The table starts turning, the record drops down onto it, and the arm-thing lifts itself up, moves over the record’s edge, and lowers itself down to sit on the record.

And music comes out. Nice, rhythmic music, a bit faster than the dance bands Mum and Dad listen to on the radio. But I’ve never heard this song before. The singer is a woman, and she has a happy voice. Kay and Jeanette get up from the floor and start to dance. And not like Mum and Dad dance. This is really happy and wild. They kick their legs high, hold hands and spin each other around, Kay swings under Jeanette and back to start dancing again, Jeanette rolls over Kay’s back. In, out, twist under her arm, spin out to arm’s length, spin back, jig and kick together… Oh I want to dance like this!

After a while, there are records scattered all over the floor beside the record player. Some are still not back in their envelopes. And as Kay and Jeanette “boogie” (that’s what Kay calls it), Kay steps backwards and “CRACK!” – her heel goes through two records. And they’re Jeanette’s two records. Now, I would have cried, but they just laughed and threw the pieces to me to put in the rubbish. I had a good up close look at the four pieces. There was a groove running around – I could put a fingernail in it and trace it around. I’d watched the record player, and had wondered what made it move slowly across the record, from the edge to the middle. Now I could see how that worked

And now I knew, radio stations didn’t have the performers parading in and out of their studios – they played these records!

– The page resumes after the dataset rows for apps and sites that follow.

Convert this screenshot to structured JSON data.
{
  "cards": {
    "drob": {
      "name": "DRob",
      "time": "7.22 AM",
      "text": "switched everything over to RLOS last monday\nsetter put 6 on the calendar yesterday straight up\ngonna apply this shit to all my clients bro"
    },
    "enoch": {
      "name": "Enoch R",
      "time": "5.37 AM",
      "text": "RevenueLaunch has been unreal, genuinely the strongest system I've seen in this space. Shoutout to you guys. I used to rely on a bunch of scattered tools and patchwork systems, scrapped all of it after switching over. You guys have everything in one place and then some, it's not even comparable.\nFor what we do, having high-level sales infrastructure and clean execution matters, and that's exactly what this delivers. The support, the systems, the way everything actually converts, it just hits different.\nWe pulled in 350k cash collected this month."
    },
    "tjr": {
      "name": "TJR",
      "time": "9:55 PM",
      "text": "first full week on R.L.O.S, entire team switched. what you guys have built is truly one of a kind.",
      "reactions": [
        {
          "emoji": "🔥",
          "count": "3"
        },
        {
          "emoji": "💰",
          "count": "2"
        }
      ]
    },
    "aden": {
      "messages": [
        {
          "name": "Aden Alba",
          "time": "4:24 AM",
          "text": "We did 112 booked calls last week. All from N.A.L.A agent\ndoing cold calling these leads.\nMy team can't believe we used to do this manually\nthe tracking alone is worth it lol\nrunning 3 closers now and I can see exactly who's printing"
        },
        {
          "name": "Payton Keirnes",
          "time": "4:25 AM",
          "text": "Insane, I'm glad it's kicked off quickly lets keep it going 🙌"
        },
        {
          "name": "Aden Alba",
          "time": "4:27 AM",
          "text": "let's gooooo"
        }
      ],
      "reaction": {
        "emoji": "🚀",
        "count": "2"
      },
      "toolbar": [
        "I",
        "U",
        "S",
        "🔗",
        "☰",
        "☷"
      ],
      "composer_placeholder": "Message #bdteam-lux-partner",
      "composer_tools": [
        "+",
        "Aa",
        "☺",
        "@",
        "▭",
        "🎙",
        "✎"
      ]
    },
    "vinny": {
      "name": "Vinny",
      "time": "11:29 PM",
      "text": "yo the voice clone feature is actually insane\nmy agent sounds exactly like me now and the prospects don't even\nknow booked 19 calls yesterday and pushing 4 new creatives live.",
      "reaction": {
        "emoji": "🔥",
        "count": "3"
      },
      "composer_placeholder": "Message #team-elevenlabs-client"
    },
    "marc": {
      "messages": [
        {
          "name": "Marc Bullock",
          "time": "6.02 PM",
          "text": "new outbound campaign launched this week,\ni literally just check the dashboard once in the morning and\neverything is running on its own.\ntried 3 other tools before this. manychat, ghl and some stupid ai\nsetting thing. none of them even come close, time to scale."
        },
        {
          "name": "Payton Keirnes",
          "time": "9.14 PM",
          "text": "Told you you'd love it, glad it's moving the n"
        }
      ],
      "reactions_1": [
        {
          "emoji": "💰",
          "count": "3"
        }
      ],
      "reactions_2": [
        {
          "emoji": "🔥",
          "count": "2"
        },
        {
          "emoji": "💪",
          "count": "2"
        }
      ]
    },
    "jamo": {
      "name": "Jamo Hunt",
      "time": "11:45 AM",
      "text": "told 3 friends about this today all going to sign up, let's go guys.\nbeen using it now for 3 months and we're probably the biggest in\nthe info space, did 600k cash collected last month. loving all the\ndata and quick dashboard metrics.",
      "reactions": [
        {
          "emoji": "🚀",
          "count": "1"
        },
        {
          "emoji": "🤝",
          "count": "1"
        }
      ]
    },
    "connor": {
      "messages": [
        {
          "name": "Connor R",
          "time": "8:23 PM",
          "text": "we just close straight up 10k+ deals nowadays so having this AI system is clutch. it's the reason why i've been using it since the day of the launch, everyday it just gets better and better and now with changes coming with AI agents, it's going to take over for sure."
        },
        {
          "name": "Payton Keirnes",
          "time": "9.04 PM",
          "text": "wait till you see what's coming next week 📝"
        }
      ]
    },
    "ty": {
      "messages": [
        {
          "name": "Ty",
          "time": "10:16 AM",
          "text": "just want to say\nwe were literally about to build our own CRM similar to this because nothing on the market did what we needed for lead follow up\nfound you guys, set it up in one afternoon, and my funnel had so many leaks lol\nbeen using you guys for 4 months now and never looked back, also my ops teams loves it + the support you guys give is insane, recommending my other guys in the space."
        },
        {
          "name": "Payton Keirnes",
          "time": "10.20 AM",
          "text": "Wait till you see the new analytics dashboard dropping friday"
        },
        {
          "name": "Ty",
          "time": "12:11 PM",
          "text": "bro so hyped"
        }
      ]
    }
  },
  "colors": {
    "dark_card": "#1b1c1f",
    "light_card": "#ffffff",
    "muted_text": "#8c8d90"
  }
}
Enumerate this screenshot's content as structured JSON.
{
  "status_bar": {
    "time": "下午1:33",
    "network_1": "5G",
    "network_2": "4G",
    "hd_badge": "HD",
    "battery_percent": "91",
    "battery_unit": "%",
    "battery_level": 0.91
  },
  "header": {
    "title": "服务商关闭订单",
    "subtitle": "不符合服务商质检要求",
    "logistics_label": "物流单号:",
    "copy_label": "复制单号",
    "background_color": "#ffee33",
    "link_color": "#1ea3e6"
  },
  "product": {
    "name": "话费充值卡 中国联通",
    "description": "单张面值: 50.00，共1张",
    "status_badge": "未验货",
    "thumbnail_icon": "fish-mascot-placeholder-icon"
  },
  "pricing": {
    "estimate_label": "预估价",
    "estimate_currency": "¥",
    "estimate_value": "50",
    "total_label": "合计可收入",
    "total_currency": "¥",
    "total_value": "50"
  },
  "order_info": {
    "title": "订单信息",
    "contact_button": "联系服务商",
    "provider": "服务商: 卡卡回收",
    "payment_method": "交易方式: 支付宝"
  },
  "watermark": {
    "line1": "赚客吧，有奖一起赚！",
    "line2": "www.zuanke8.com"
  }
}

After tea, Sarah and I were sent to bed to read. But first we were allowed to watch the aunties get ready for their party. (Sarah was a bit sulky because she thought that being the older sister she should have been allowed to go to the party.)

Kay and Jeanette both had fluffy jumpers – Kay’s was white and Jeanette’s was pale blue. They had ankle socks on, and lace-up soft shoes. But it was their poodle skirts that Sarah and I loved. Kay’s was a dark blue, and it had a little poodle made of lots of white pom-poms sewn on. Jeanette’s poodles were one big dark blue one and one little pale blue one. And they had leashes of dark blue ribbon twisting up the lemon-coloured skirt. Oh, how pretty!

We listened from our beds. We heard the boys’ cars arrive, car doors slamming, Dad greeting them at the door, clinking of things the boys had brought, and then the music started. Louder than they’d played it in the afternoon! Sarah and I sneaked along the corridor, and cracked open the door into the sitting room. Everyone was dancing! Mum was dancing with a hay maker, Dad was dancing with Mrs Taylor from up the lane, some of the boys had brought their sisters or their girlfriends, but it was so exciting to watch. The girls all had only their socks on. Sarah said it was to make it easier to be swooshed back and forward between their partner’s legs – and she was prob’ly right, being older than me and all.

© Lynne McAnulty-Street, Rotorua NZ, 2012
More poodle skirts back at Creative ‘Riters Corner, challenge #71